But calls to revisit the pharmaceutical provisions, which Democrats say remain the biggest problem for their party, have so-far been a sticking point between the White House and Congress.

“Right now they would lose a vote, it’s not even close,” Khanna said of the White House leaders pushing the current version of USMCA.

Pharmaceutical companies argue that the provisions incentivize the creation of new drugs, which could otherwise be copied and sold by other countries in the agreement.

They’re among the top financial backers of a business coalition lobbying lawmakers to approve the deal in its current form which launched TV ads in support of that effort earlier this month.

“If we want our U.S. companies to continue to pour money into this very expensive research and coming up with these incredible cures, they’re got to be protected from copy cats from Mexico who could immediately copy our compounds and biologics and sell it,” said Gary Locke, a former Democratic governor of Washington, which is home to a large number of those companies. Locke is now working for the business coalition, called the Pass USMCA Coalition.

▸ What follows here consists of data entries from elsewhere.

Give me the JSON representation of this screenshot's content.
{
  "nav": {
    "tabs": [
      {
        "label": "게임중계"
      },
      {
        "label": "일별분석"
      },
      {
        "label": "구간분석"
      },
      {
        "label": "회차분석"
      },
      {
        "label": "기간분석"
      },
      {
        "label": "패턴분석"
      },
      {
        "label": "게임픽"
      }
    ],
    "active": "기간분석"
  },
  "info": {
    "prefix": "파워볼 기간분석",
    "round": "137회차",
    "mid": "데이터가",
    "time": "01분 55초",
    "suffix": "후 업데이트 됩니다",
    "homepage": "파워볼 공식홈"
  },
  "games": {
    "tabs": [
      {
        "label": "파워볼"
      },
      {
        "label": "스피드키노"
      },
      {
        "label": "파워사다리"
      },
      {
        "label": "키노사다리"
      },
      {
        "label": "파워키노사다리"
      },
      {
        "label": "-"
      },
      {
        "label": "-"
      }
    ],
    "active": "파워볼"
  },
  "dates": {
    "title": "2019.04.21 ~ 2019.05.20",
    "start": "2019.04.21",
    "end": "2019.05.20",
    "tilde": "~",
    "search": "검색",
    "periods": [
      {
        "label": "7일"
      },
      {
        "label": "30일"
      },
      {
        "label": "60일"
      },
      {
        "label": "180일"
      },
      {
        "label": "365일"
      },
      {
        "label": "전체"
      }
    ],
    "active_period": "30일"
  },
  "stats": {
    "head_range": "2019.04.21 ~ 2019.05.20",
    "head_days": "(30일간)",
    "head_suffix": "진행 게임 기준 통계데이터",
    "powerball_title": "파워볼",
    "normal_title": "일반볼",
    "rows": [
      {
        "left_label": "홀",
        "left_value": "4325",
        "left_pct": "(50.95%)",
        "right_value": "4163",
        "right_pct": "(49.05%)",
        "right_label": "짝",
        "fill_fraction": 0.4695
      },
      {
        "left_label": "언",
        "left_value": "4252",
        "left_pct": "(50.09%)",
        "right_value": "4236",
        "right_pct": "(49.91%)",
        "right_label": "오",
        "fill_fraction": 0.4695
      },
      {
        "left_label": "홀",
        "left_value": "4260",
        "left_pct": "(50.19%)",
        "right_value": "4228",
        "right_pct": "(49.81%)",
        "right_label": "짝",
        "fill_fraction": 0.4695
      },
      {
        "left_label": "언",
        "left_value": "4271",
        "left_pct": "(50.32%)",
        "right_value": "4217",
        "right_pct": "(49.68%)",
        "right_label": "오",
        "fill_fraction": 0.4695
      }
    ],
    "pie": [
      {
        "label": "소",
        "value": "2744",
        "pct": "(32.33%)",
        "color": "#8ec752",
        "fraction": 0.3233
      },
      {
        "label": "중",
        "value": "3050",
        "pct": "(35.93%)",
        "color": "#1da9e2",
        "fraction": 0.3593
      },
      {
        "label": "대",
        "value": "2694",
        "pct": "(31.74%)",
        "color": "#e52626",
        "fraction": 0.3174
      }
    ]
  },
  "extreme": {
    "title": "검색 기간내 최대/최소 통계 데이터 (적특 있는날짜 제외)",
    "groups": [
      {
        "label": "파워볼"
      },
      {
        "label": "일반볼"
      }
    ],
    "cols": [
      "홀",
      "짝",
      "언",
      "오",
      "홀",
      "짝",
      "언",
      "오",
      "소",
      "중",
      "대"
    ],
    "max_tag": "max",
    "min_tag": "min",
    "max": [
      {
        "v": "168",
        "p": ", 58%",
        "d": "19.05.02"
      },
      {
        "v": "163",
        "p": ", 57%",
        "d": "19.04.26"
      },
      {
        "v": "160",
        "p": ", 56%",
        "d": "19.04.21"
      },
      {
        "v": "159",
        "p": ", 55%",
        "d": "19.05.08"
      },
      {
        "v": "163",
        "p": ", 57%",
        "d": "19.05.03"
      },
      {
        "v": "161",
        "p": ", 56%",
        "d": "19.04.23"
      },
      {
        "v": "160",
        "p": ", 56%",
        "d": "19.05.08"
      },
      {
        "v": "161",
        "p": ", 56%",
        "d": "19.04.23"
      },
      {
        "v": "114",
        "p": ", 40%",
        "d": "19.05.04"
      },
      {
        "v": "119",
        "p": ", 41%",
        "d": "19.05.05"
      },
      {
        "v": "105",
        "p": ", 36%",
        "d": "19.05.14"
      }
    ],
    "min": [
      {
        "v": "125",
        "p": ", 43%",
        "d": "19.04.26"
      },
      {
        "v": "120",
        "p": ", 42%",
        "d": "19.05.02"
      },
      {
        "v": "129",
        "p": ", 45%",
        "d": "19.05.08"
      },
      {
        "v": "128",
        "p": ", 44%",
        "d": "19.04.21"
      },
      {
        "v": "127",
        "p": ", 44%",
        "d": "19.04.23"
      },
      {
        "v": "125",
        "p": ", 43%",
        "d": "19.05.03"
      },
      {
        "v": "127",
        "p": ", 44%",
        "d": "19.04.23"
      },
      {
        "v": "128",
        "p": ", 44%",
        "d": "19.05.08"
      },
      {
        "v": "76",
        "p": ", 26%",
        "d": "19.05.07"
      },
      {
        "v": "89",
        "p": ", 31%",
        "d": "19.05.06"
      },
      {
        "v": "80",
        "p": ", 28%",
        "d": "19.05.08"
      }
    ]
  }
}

Andrea Drusch is the Washington Correspondent for the Fort Worth Star-Telegram. She is a Corinth, Texas, native and graduate of the Bob Schieffer School of Journalism at Texas Christian University. She returns home frequently to visit family, get her fix of Fuzzy’s Tacos and cheer on the Horned Frogs.
Emily Cadei works out of the McClatchy Washington bureau, where she covers national politics and policy for McClatchy’s California readers. A native of Sacramento, she has spent more than a decade in D.C. reporting on U.S. elections, Congress and foreign affairs for publications including Newsweek, Congressional Quarterly and Roll Call.